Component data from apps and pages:
------------

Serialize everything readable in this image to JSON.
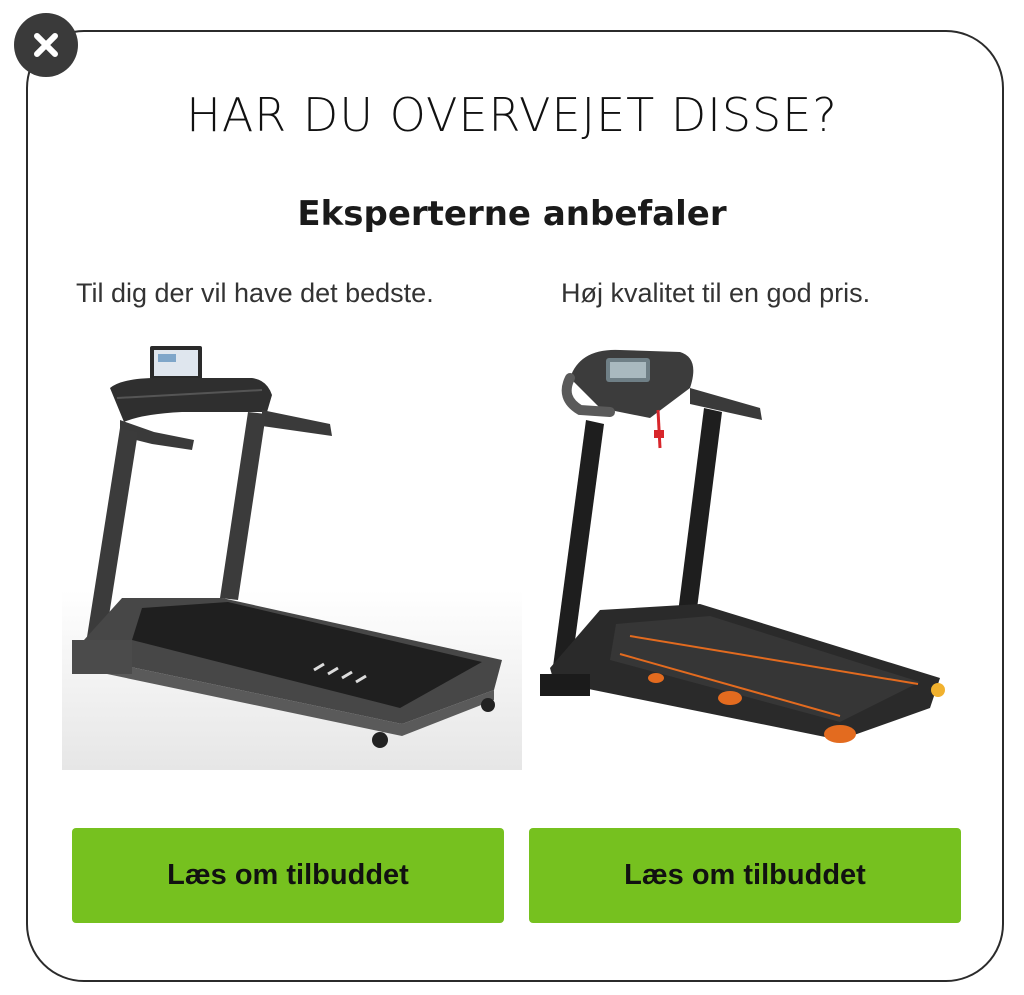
{
  "modal": {
    "headline": "HAR DU OVERVEJET DISSE?",
    "subheadline": "Eksperterne anbefaler",
    "close_icon": "close-x-icon"
  },
  "products": [
    {
      "tagline": "Til dig der vil have det bedste.",
      "cta_label": "Læs om tilbuddet",
      "image": "treadmill-premium-image"
    },
    {
      "tagline": "Høj kvalitet til en god pris.",
      "cta_label": "Læs om tilbuddet",
      "image": "treadmill-budget-image"
    }
  ],
  "colors": {
    "cta_background": "#76c11f",
    "close_background": "#3a3a3a"
  }
}
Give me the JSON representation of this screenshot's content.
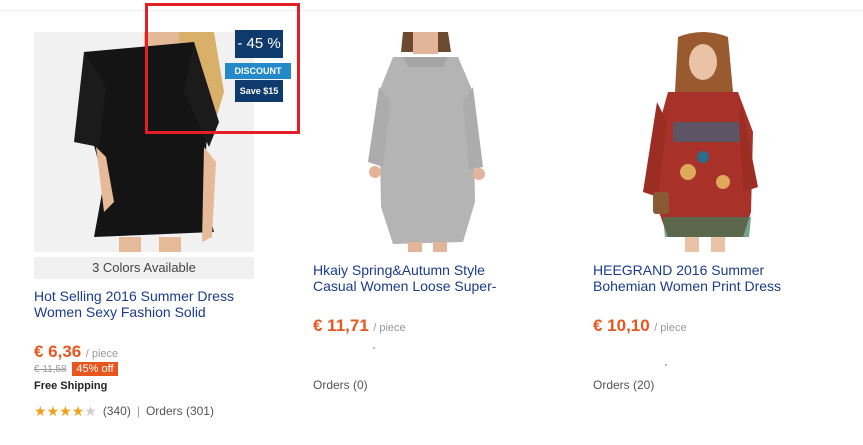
{
  "products": [
    {
      "colors_available": "3 Colors Available",
      "title_line1": "Hot Selling 2016 Summer Dress",
      "title_line2": "Women Sexy Fashion Solid",
      "price": "€ 6,36",
      "unit": "/ piece",
      "original_price": "€ 11,58",
      "discount_badge": "45% off",
      "free_shipping": "Free Shipping",
      "rating_stars": 4.5,
      "rating_count": "(340)",
      "orders": "Orders (301)",
      "dress_color": "#151515",
      "promo": {
        "percent": "- 45 %",
        "ribbon": "DISCOUNT",
        "save": "Save $15"
      }
    },
    {
      "title_line1": "Hkaiy Spring&Autumn Style",
      "title_line2": "Casual Women Loose Super-",
      "price": "€ 11,71",
      "unit": "/ piece",
      "orders": "Orders (0)",
      "dress_color": "#b8b8b8"
    },
    {
      "title_line1": "HEEGRAND 2016 Summer",
      "title_line2": "Bohemian Women Print Dress",
      "price": "€ 10,10",
      "unit": "/ piece",
      "orders": "Orders (20)",
      "dress_color": "#a8322a"
    }
  ],
  "colors": {
    "price": "#e8561f",
    "title_link": "#1a3c8a",
    "highlight": "#e31e24",
    "badge_navy": "#0f3a6e",
    "badge_blue": "#2489c9"
  }
}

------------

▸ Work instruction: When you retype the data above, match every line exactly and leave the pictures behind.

▸ Solution to the problem:
Serialize everything readable in this image to JSON.
{
  "modal": {
    "headline": "HAR DU OVERVEJET DISSE?",
    "subheadline": "Eksperterne anbefaler",
    "close_icon": "close-x-icon"
  },
  "products": [
    {
      "tagline": "Til dig der vil have det bedste.",
      "cta_label": "Læs om tilbuddet",
      "image": "treadmill-premium-image"
    },
    {
      "tagline": "Høj kvalitet til en god pris.",
      "cta_label": "Læs om tilbuddet",
      "image": "treadmill-budget-image"
    }
  ],
  "colors": {
    "cta_background": "#76c11f",
    "close_background": "#3a3a3a"
  }
}
Give me the JSON representation of this screenshot's content.
{
  "products": [
    {
      "colors_available": "3 Colors Available",
      "title_line1": "Hot Selling 2016 Summer Dress",
      "title_line2": "Women Sexy Fashion Solid",
      "price": "€ 6,36",
      "unit": "/ piece",
      "original_price": "€ 11,58",
      "discount_badge": "45% off",
      "free_shipping": "Free Shipping",
      "rating_stars": 4.5,
      "rating_count": "(340)",
      "orders": "Orders (301)",
      "dress_color": "#151515",
      "promo": {
        "percent": "- 45 %",
        "ribbon": "DISCOUNT",
        "save": "Save $15"
      }
    },
    {
      "title_line1": "Hkaiy Spring&Autumn Style",
      "title_line2": "Casual Women Loose Super-",
      "price": "€ 11,71",
      "unit": "/ piece",
      "orders": "Orders (0)",
      "dress_color": "#b8b8b8"
    },
    {
      "title_line1": "HEEGRAND 2016 Summer",
      "title_line2": "Bohemian Women Print Dress",
      "price": "€ 10,10",
      "unit": "/ piece",
      "orders": "Orders (20)",
      "dress_color": "#a8322a"
    }
  ],
  "colors": {
    "price": "#e8561f",
    "title_link": "#1a3c8a",
    "highlight": "#e31e24",
    "badge_navy": "#0f3a6e",
    "badge_blue": "#2489c9"
  }
}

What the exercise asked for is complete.